YEREVAN (Realist English). The United States is considering the possibility of assigning Armenia the status of a country with a market economy. The relevant issue was discussed at the meeting of Armenian Economy Minister Vahan Kerobyan with US Charge d’affaires Chip Leitinen.
“During the meeting, the issue of implementing the relevant process of granting the status of a country with a market economy to the Republic of Armenia by the United States was discussed. An agreement was reached to provide a report prepared by the Armenian side on obtaining the status of a market economy from the United States and to continue negotiations,” the Economy of Armenia telegram channel noted.
On November 11, Washington stripped Moscow of the status granted to it 20 years ago, which had allowed the Russian Federation to avoid anti-dumping duties on merchandise.
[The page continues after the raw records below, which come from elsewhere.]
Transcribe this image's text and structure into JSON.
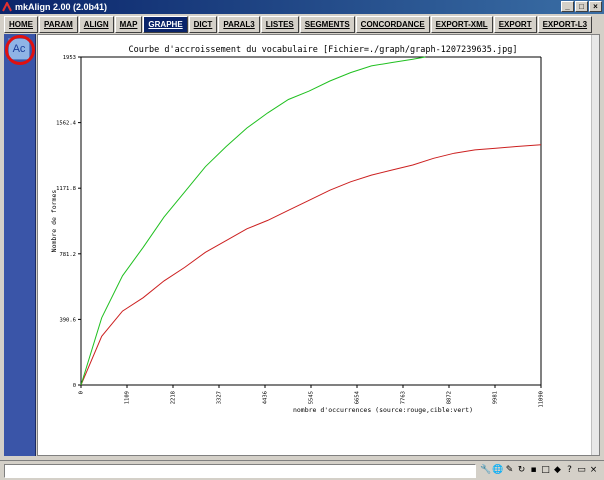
{
  "window": {
    "title": "mkAlign 2.00 (2.0b41)"
  },
  "tabs": [
    {
      "label": "HOME"
    },
    {
      "label": "PARAM"
    },
    {
      "label": "ALIGN"
    },
    {
      "label": "MAP"
    },
    {
      "label": "GRAPHE",
      "active": true
    },
    {
      "label": "DICT"
    },
    {
      "label": "PARAL3"
    },
    {
      "label": "LISTES"
    },
    {
      "label": "SEGMENTS"
    },
    {
      "label": "CONCORDANCE"
    },
    {
      "label": "EXPORT-XML"
    },
    {
      "label": "EXPORT"
    },
    {
      "label": "EXPORT-L3"
    }
  ],
  "sidebar": {
    "ac_label": "Ac",
    "highlight_color": "#e01010"
  },
  "chart_data": {
    "type": "line",
    "title": "Courbe d'accroissement du vocabulaire [Fichier=./graph/graph-1207239635.jpg]",
    "xlabel": "nombre d'occurrences (source:rouge,cible:vert)",
    "ylabel": "Nombre de formes",
    "x_ticks": [
      "0",
      "1109",
      "2218",
      "3327",
      "4436",
      "5545",
      "6654",
      "7763",
      "8872",
      "9981",
      "11090"
    ],
    "y_ticks": [
      "0",
      "390.6",
      "781.2",
      "1171.8",
      "1562.4",
      "1953"
    ],
    "xlim": [
      0,
      11090
    ],
    "ylim": [
      0,
      1953
    ],
    "grid": false,
    "series": [
      {
        "color": "#cc2020",
        "x": [
          0,
          500,
          1000,
          1500,
          2000,
          2500,
          3000,
          3500,
          4000,
          4500,
          5000,
          5500,
          6000,
          6500,
          7000,
          7500,
          8000,
          8500,
          9000,
          9500,
          10000,
          10500,
          11090
        ],
        "y": [
          0,
          290,
          440,
          520,
          620,
          700,
          790,
          860,
          930,
          980,
          1040,
          1100,
          1160,
          1210,
          1250,
          1280,
          1310,
          1350,
          1380,
          1400,
          1410,
          1420,
          1430
        ]
      },
      {
        "color": "#20c020",
        "x": [
          0,
          500,
          1000,
          1500,
          2000,
          2500,
          3000,
          3500,
          4000,
          4500,
          5000,
          5500,
          6000,
          6500,
          7000,
          7500,
          8000,
          8300
        ],
        "y": [
          0,
          400,
          650,
          820,
          1000,
          1150,
          1300,
          1420,
          1530,
          1620,
          1700,
          1750,
          1810,
          1860,
          1900,
          1920,
          1940,
          1953
        ]
      }
    ]
  },
  "statusbar": {
    "icons": [
      "tool-icon",
      "globe-icon",
      "pencil-icon",
      "refresh-icon",
      "disk-icon",
      "box-icon",
      "color-icon",
      "help-icon",
      "window-icon",
      "close-icon"
    ]
  }
}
The American side proceeds from the fact that the Russian state largely interferes with the work of the economy, and this affects the pricing and cost structure of Russian producers. As a result, the prices of Russian goods supplied to the United States may be unfair, the Department of Trade noted.
The status of a country with a market economy provides additional opportunities to protect its exports from anti-dumping duties on the territory of countries that recognize WTO rules. For Yerevan, this is the prospect of opening the trade door to the European Union a couple of centimeters wider. However, in real numbers, this does not make the weather change for Armenian exports, which are overwhelmingly tied to Russia and China.
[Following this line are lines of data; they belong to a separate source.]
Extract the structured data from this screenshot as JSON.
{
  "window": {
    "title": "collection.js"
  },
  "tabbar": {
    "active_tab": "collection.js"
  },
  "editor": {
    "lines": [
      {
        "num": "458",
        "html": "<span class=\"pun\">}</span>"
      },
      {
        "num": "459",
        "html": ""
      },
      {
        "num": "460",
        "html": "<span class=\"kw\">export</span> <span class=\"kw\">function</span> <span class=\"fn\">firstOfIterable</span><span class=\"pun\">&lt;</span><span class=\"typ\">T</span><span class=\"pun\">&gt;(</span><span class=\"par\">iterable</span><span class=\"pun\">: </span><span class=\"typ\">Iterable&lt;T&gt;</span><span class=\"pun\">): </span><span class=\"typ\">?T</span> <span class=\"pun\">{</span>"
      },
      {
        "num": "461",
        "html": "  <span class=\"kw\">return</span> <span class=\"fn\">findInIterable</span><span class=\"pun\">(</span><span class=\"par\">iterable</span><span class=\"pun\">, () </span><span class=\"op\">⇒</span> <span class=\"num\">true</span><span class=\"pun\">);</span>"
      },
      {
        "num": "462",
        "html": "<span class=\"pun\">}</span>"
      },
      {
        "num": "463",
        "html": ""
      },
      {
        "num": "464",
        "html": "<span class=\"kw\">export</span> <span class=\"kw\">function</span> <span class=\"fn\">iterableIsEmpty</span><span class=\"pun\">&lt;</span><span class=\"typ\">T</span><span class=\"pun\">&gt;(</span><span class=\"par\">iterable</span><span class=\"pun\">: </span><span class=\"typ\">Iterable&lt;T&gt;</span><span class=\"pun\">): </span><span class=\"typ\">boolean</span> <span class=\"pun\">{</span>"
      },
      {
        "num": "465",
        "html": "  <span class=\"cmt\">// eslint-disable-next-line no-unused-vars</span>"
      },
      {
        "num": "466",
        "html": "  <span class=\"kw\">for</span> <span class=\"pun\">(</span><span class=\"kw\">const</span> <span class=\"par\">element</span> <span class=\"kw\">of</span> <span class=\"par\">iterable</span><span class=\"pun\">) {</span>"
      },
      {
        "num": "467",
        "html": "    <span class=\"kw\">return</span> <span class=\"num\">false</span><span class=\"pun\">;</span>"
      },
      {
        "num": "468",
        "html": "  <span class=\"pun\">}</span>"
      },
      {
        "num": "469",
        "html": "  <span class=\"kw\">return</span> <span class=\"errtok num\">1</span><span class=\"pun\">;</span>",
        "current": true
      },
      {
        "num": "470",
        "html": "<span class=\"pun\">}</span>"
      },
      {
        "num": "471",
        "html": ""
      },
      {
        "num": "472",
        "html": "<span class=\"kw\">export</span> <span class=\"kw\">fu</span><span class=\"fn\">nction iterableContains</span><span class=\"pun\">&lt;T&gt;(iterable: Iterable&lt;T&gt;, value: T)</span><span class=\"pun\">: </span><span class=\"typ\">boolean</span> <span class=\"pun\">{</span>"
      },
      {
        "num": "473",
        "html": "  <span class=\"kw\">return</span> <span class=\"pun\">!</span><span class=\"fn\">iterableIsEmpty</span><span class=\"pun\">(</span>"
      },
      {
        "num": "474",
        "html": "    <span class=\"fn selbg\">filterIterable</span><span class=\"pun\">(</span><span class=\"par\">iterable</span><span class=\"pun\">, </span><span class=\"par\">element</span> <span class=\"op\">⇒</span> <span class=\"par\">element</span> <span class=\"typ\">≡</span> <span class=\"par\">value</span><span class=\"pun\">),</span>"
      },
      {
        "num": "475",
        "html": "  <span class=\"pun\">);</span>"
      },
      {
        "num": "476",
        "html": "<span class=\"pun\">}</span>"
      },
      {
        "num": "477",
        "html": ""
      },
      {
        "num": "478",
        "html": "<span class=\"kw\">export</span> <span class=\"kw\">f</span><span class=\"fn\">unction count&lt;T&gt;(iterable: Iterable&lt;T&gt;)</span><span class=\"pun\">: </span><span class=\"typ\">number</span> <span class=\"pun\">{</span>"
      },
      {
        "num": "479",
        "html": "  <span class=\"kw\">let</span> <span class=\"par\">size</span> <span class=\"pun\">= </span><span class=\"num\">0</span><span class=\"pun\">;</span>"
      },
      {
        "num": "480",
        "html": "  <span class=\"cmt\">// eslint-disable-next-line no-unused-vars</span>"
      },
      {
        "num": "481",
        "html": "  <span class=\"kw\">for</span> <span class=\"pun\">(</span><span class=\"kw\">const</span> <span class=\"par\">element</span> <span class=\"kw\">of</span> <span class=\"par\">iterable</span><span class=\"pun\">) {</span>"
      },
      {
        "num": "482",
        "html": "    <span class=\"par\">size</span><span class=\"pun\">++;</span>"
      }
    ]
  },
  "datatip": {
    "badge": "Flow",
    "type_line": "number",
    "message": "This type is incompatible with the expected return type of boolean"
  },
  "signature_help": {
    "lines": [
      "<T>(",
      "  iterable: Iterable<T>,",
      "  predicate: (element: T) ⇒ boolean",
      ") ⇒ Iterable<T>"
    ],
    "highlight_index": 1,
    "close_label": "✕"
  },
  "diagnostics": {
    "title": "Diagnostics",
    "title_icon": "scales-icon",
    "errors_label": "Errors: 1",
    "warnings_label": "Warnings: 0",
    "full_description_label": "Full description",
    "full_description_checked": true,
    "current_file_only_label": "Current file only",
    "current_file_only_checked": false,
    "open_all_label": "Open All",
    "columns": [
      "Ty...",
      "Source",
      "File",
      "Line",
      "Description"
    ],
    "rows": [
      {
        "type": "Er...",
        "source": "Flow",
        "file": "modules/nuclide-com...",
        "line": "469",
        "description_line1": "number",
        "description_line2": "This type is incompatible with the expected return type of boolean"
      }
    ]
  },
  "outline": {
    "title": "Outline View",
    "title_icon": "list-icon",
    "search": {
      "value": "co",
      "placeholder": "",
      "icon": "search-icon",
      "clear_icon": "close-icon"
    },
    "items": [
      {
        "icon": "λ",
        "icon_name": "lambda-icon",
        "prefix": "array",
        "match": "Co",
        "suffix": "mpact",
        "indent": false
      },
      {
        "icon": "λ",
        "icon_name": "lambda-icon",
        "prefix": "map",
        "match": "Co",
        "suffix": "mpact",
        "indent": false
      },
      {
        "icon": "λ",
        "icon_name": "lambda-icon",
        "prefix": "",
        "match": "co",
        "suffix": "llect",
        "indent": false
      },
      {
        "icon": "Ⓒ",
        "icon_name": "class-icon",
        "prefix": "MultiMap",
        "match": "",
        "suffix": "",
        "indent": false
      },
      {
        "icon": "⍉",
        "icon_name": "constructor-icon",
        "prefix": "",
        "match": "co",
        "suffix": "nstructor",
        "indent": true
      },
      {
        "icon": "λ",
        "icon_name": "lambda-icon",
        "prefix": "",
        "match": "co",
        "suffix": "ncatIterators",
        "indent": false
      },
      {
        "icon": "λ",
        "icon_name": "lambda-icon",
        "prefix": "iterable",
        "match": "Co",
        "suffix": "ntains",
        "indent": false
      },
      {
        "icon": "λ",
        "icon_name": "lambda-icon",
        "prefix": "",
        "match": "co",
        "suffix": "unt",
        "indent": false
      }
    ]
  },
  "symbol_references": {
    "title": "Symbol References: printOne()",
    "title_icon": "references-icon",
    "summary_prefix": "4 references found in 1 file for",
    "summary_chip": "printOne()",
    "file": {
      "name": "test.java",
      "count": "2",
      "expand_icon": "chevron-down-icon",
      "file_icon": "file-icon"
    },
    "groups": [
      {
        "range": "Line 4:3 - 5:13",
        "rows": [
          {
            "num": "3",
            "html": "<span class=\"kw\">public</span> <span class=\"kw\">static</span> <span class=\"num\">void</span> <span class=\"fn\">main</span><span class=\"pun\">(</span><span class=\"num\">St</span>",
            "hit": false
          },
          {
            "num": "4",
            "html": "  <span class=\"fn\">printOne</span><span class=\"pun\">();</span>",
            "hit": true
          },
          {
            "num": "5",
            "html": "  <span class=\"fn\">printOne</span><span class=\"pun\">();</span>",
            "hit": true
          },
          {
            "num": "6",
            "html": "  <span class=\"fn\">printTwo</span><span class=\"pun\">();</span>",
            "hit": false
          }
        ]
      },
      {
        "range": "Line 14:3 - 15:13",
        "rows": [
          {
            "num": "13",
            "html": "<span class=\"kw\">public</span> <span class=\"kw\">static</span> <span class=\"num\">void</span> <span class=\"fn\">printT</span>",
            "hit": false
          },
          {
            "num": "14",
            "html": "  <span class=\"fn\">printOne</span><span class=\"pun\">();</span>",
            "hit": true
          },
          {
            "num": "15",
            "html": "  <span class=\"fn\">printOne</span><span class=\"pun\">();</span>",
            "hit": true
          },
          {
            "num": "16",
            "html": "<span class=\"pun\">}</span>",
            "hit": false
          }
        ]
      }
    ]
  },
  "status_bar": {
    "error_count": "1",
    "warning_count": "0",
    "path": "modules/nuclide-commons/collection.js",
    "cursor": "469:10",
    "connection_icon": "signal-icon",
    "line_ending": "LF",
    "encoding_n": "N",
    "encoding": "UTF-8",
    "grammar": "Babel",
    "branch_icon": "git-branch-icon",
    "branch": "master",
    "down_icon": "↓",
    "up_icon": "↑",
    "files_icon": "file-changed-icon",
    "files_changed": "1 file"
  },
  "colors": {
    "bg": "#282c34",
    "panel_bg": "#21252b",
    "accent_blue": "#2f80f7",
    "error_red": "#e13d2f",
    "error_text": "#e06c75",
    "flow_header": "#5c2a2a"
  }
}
Moreover, in the war of sanctions, Yerevan has become the most important trade portal for parallel imports into the Russian Federation. In the first half of 2022, the volume of supplies of Armenian goods to Russia increased by almost 50% compared to the same period last year. Armenia’s GDP grew by 14.8% in the third quarter. In total, the American list includes 12 countries with non-market economies: Russia, Armenia, Azerbaijan, Belarus, China, Georgia, Kyrgyzstan, Moldova, Tajikistan, Turkmenistan, Uzbekistan and Vietnam.
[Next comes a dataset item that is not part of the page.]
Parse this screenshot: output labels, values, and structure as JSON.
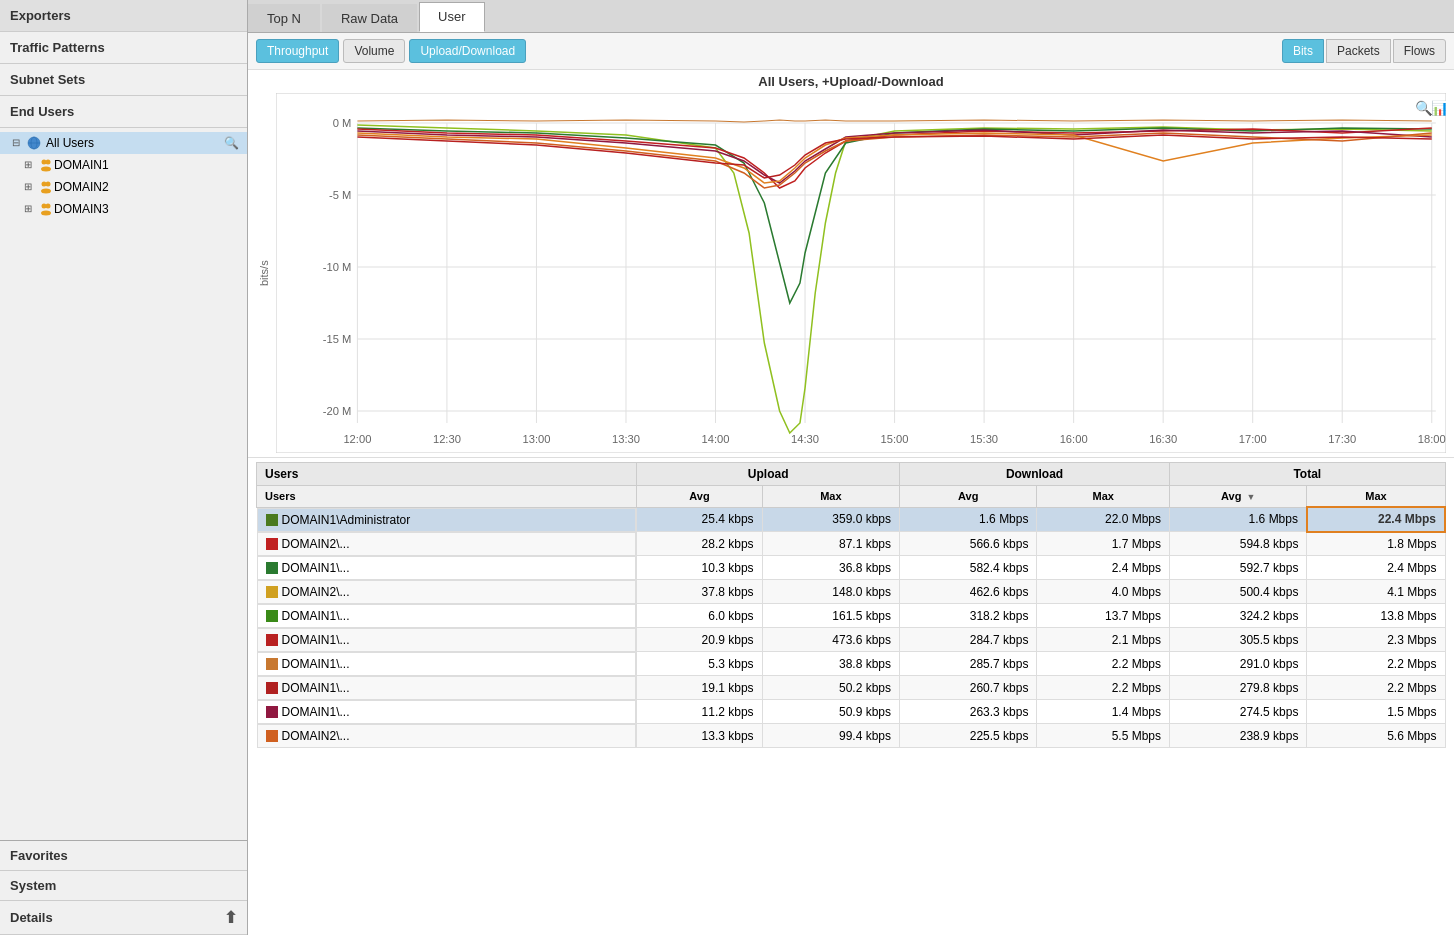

On November 30, the U.S. Senate Committee on Foreign Affairs will hold hearings on the candidacies of new American ambassadors to Armenia and Russia. In July, President Joseph Biden nominated Christina Queen, who will succeed Lynn Tracy, for this position. Tracy herself Biden offered the position of a new ambassador in Moscow.